In my view, overcoming the difficulties is worth the effort both because
1) a popular program for energy and the environment is needed and
2) such a program would give WFP an opportunity to make common cause with people who -- up to now -- have not played an important part in WFP programs.

I hope your thoughts are the start of something big.

JW Mason said...


Thanks for the response. You're right that we have not yet made alternative energy a major focus of our work, but the operative word is yet.

We talk regularly with folks from Apollo, and would like to make green buildings, alternative energy and the broader Apollo agenda a much bigger part of our program in 2007 and beyond. (I'm not sure why we're not officially an endorser, but it's certainly not from any disagreements with them. I'll see if we can fix that.)

In terms of specifics, I agree that more work is needed, but off the top of my head some obvious points of departure are:
* Requiring new or renovated public buildings to meet LEED standards (conserves energy, better work environment, and saves money for taxpayers in the long run).
* Incentives for private buildings to meet LEED standards also.
* Encouraging the development of wind power, which upstate is well-suited for.
* Incentives for investment in green buidling technologies, especially upstate, where the combination of cold climate, a solid industrial base and a need for new industries makes this a good prospect.
* Investment in appropriate transportation infrastructure, like a cross-harbor rail tunnel to reduce truck traffic in NYC.
* Changes in zoning and other land-use policies to encourage smart growth rather than sprawl -- good for the environment and for depressed central cities.
* Tax on oil company windfall profits (not clear how much legal authority NY State has in this area, but worth exploring).

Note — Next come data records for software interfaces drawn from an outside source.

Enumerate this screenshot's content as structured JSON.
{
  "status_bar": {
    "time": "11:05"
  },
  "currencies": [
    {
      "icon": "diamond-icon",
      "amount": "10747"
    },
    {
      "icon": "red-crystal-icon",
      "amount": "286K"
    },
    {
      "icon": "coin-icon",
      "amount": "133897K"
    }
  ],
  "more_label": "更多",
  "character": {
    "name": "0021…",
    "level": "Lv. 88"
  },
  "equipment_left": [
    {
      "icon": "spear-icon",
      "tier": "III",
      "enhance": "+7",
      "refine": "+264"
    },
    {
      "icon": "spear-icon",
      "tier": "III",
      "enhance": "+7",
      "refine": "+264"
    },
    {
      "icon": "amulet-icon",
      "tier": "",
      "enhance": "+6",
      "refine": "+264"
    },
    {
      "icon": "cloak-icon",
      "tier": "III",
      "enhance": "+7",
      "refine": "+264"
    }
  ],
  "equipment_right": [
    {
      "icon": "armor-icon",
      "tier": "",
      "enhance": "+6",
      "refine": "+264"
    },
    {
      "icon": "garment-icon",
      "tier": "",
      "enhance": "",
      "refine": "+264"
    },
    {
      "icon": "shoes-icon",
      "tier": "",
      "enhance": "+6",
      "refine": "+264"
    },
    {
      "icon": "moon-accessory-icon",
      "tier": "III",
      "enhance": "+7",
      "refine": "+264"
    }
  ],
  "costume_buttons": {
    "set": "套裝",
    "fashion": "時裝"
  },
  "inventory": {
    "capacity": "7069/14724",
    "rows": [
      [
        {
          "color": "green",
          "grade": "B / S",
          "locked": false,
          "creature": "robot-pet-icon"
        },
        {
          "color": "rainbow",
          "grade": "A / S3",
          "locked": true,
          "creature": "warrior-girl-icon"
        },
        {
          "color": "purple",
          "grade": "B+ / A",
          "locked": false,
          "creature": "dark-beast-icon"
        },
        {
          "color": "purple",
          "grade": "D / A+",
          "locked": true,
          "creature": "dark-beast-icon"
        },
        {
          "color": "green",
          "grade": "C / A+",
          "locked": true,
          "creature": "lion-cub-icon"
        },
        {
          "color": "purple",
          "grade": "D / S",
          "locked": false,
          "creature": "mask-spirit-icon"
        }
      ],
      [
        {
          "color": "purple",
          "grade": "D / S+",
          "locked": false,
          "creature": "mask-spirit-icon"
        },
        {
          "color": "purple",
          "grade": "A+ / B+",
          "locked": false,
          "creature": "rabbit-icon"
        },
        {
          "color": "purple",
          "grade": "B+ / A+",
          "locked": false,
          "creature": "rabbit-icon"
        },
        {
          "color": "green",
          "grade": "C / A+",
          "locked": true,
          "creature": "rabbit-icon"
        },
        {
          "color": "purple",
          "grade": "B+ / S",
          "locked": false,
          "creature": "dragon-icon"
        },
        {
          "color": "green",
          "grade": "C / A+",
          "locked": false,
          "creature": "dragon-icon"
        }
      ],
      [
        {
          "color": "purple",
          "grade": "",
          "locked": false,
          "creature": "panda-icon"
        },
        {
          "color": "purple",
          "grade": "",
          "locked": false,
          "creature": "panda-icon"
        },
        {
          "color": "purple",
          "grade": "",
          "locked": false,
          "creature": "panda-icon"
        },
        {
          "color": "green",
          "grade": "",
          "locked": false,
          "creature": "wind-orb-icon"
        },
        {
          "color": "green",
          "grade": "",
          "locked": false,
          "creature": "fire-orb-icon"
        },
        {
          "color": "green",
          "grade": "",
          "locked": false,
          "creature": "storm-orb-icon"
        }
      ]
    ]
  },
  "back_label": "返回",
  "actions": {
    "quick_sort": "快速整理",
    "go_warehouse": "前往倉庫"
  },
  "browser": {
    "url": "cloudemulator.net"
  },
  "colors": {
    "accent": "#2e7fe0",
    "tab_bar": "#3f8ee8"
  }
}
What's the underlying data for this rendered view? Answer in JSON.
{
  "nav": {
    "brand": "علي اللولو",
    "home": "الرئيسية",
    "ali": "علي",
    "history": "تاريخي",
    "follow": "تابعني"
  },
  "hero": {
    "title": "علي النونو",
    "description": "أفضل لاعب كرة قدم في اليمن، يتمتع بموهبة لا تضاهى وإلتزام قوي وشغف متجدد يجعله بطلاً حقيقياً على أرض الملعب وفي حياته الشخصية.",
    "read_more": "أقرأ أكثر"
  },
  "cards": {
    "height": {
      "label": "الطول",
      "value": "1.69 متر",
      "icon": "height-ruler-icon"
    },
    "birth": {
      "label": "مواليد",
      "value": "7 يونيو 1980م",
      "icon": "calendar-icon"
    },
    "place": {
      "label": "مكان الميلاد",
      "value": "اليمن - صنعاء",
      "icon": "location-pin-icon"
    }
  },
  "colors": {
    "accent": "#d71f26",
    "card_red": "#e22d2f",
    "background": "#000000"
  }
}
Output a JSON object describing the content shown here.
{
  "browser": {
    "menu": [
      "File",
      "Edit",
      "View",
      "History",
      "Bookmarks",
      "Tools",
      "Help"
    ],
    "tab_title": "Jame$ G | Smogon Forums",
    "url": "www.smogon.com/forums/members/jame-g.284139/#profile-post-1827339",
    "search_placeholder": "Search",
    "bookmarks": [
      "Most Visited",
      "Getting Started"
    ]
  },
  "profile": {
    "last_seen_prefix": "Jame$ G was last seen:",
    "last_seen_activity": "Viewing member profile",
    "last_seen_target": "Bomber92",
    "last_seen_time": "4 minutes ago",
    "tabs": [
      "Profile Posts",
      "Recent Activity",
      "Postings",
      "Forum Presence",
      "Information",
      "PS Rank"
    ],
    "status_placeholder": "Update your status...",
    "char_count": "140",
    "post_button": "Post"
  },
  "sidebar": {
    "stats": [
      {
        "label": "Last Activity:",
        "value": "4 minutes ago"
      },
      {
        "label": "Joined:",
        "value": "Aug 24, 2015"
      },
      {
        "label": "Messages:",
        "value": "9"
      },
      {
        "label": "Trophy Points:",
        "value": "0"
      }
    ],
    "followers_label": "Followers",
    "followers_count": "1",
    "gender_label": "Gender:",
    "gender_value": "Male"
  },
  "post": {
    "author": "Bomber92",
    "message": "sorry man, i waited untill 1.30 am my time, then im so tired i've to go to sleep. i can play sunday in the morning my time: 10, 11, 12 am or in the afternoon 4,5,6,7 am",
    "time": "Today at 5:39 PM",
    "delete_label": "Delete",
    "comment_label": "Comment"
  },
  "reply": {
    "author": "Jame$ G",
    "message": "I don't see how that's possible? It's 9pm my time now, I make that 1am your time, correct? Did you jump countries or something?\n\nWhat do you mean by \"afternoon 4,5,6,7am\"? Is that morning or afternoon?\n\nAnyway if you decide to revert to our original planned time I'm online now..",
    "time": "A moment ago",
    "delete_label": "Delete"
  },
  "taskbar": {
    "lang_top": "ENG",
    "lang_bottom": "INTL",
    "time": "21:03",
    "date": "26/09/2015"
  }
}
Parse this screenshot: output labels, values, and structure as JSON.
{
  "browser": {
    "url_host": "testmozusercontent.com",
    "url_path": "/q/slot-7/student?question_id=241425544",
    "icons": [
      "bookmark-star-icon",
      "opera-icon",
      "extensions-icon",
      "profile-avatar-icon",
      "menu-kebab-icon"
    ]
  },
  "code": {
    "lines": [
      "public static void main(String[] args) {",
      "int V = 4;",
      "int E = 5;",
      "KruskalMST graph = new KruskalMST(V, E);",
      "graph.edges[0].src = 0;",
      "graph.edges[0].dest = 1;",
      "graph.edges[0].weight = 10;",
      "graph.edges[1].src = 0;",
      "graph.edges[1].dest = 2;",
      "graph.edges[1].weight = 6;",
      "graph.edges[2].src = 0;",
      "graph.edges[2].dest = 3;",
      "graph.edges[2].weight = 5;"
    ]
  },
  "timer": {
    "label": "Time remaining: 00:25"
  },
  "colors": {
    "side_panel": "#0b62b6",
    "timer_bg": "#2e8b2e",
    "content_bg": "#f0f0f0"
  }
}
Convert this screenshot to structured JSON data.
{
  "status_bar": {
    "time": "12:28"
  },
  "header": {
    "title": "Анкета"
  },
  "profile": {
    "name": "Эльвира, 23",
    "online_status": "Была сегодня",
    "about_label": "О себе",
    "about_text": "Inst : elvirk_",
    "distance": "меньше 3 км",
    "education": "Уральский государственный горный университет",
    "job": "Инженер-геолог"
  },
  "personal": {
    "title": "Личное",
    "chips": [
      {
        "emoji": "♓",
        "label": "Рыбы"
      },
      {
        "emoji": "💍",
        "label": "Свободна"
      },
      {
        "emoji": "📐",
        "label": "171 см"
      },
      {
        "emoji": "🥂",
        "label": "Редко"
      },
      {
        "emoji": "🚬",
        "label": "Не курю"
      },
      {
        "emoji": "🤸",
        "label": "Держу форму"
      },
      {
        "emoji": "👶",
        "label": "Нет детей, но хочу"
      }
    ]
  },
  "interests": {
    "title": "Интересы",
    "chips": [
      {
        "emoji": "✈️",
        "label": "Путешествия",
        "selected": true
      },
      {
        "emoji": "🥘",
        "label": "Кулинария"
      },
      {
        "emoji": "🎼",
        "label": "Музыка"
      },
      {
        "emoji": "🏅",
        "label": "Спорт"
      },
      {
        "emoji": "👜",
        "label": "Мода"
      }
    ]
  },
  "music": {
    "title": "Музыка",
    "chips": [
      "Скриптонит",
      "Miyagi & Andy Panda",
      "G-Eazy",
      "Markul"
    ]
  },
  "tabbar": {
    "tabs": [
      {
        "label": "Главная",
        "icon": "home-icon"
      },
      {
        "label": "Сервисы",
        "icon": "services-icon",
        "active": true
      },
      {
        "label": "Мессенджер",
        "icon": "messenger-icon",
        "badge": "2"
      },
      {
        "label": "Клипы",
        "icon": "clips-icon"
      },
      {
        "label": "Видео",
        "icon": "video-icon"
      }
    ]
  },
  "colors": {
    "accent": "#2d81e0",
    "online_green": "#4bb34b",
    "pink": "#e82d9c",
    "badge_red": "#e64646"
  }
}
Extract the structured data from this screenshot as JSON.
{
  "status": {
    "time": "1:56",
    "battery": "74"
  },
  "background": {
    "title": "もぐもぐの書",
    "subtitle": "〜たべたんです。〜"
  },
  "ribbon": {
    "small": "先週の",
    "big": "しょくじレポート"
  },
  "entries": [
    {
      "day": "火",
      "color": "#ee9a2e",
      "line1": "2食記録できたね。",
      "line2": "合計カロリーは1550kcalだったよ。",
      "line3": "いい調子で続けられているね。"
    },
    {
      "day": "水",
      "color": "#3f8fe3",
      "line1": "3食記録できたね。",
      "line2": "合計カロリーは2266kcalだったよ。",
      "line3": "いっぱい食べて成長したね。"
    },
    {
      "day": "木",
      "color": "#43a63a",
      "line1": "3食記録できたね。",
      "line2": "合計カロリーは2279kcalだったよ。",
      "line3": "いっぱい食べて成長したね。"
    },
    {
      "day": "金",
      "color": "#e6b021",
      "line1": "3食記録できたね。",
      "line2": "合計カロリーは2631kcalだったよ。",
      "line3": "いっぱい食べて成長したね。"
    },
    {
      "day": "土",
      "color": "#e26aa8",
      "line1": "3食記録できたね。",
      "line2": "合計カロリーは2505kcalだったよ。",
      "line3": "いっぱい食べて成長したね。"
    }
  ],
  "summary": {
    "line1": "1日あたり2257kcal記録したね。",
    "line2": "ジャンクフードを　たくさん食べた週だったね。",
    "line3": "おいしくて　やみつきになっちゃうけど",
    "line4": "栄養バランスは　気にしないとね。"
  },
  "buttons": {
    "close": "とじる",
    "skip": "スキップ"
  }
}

The bottom line is, you are absolutely right that this is an important area where we need to do more. Feel free to share any thoughts you have on the blog or with me personally -- my email is

Josh Mason
Policy Director, Working Families party